And her name is Ruby. Ruby on Rails, to be exact. After “working” now for a few months in near total secrecy, it’s time we shared some of the technical details of how we spend most of our time. We’re still not ready to share what exactly we are doing, but we want to be able to discuss how we are doing it. And a large part of the how is Ruby on Rails.
What is Ruby on Rails? Ruby is an interpreted, object-oriented programming language, and Rails refers to the web development framework that DHH and others at 37 Signals extracted from their Basecamp product. Ruby is a simple-to-learn, yet powerfully expressive and flexible language that can lead to really elegant (or really ugly) code. Combine this with Rails, which provides a very supportive MVC architecture, and you have a fantastic starting point for building any sort of web application in a short amount of time.
Since Justin and I had only minimal experience in building websites, we wanted to go with a technology that was easy to learn and be productive with, and had a large community of users from which we could get a lot of support. Ruby on Rails fit that bill, and we couldn’t be more happy with our choice. Along with many helpful websites, the following two books got us up and running quickly; I’d highly recommend them to anyone interested in Ruby on Rails:

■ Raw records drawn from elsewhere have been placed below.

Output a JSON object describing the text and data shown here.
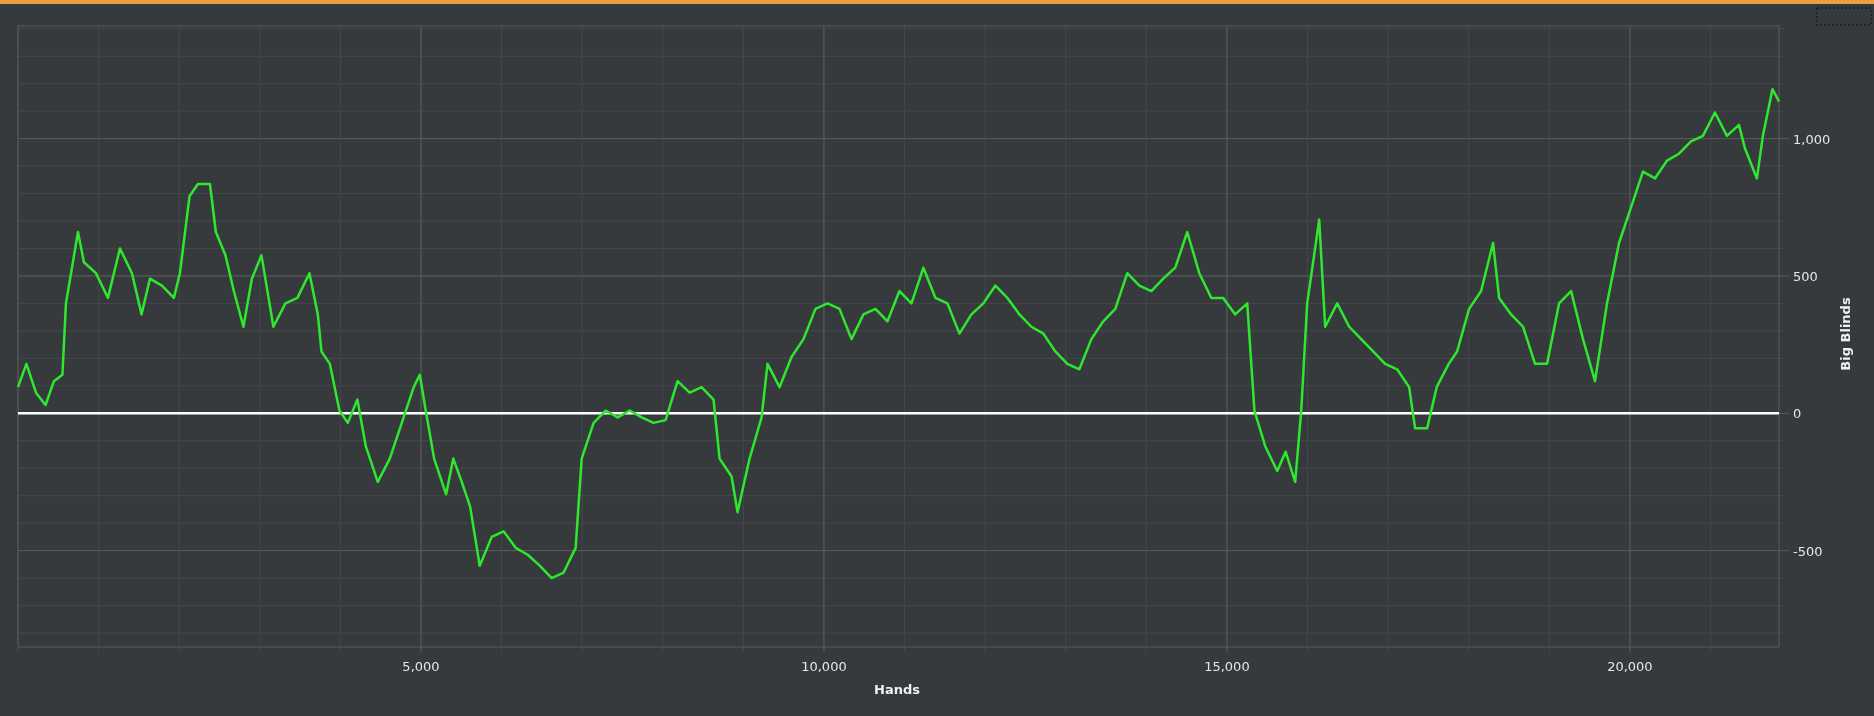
{
  "chart_data": {
    "type": "line",
    "xlabel": "Hands",
    "ylabel": "Big Blinds",
    "xlim": [
      0,
      21850
    ],
    "ylim": [
      -851,
      1410
    ],
    "xticks": [
      {
        "value": 5000,
        "label": "5,000"
      },
      {
        "value": 10000,
        "label": "10,000"
      },
      {
        "value": 15000,
        "label": "15,000"
      },
      {
        "value": 20000,
        "label": "20,000"
      }
    ],
    "yticks": [
      {
        "value": -500,
        "label": "-500"
      },
      {
        "value": 0,
        "label": "0"
      },
      {
        "value": 500,
        "label": "500"
      },
      {
        "value": 1000,
        "label": "1,000"
      }
    ],
    "x": [
      0,
      104,
      223,
      342,
      446,
      551,
      595,
      670,
      744,
      818,
      967,
      1116,
      1265,
      1414,
      1533,
      1637,
      1786,
      1934,
      2009,
      2128,
      2232,
      2381,
      2455,
      2574,
      2678,
      2797,
      2902,
      3021,
      3169,
      3318,
      3467,
      3616,
      3720,
      3765,
      3869,
      3988,
      4092,
      4211,
      4315,
      4464,
      4613,
      4762,
      4910,
      4985,
      5059,
      5163,
      5312,
      5401,
      5506,
      5610,
      5729,
      5878,
      6026,
      6175,
      6324,
      6473,
      6622,
      6770,
      6919,
      6994,
      7142,
      7291,
      7440,
      7589,
      7738,
      7886,
      8035,
      8184,
      8333,
      8482,
      8630,
      8705,
      8854,
      8928,
      9077,
      9226,
      9300,
      9449,
      9598,
      9746,
      9895,
      10044,
      10193,
      10342,
      10490,
      10639,
      10788,
      10937,
      11086,
      11234,
      11383,
      11532,
      11681,
      11830,
      11978,
      12127,
      12276,
      12425,
      12574,
      12722,
      12871,
      13020,
      13169,
      13318,
      13466,
      13615,
      13764,
      13913,
      14062,
      14210,
      14359,
      14508,
      14657,
      14806,
      14954,
      15103,
      15252,
      15341,
      15475,
      15624,
      15728,
      15847,
      15922,
      15996,
      16145,
      16219,
      16368,
      16517,
      16666,
      16814,
      16963,
      17112,
      17261,
      17335,
      17484,
      17603,
      17752,
      17856,
      18005,
      18154,
      18302,
      18377,
      18526,
      18674,
      18823,
      18972,
      19121,
      19270,
      19418,
      19567,
      19716,
      19865,
      20014,
      20162,
      20311,
      20460,
      20609,
      20758,
      20906,
      21055,
      21204,
      21353,
      21427,
      21576,
      21650,
      21769,
      21850
    ],
    "series": [
      {
        "color": "#2ee82e",
        "values": [
          95,
          180,
          75,
          30,
          117,
          140,
          400,
          530,
          660,
          550,
          510,
          420,
          600,
          510,
          360,
          490,
          465,
          420,
          510,
          790,
          835,
          835,
          660,
          575,
          445,
          315,
          490,
          575,
          315,
          400,
          420,
          510,
          360,
          225,
          180,
          10,
          -35,
          50,
          -120,
          -250,
          -165,
          -35,
          95,
          140,
          10,
          -165,
          -295,
          -165,
          -250,
          -340,
          -555,
          -450,
          -430,
          -490,
          -515,
          -555,
          -600,
          -580,
          -490,
          -165,
          -35,
          10,
          -15,
          10,
          -15,
          -35,
          -25,
          117,
          75,
          95,
          50,
          -165,
          -230,
          -360,
          -165,
          -15,
          180,
          95,
          205,
          270,
          380,
          400,
          380,
          270,
          360,
          380,
          335,
          445,
          400,
          530,
          420,
          400,
          290,
          360,
          400,
          465,
          420,
          360,
          315,
          290,
          225,
          180,
          160,
          270,
          335,
          380,
          510,
          465,
          445,
          490,
          530,
          660,
          510,
          420,
          420,
          360,
          400,
          10,
          -120,
          -210,
          -140,
          -250,
          10,
          400,
          705,
          315,
          400,
          315,
          270,
          225,
          180,
          160,
          95,
          -55,
          -55,
          95,
          180,
          225,
          380,
          445,
          620,
          420,
          360,
          315,
          180,
          180,
          400,
          445,
          270,
          117,
          400,
          620,
          750,
          880,
          855,
          920,
          945,
          990,
          1010,
          1095,
          1010,
          1050,
          965,
          855,
          1010,
          1180,
          1135
        ]
      }
    ],
    "grid": true,
    "ref_lines": [
      {
        "axis": "y",
        "value": 0
      }
    ]
  }
}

So consider this fair warning; from now on we’ll be geeking out occasionally with Ruby on Rails-specific issues and solutions that we encounter. Of course, the best way to follow along is to try it yourself.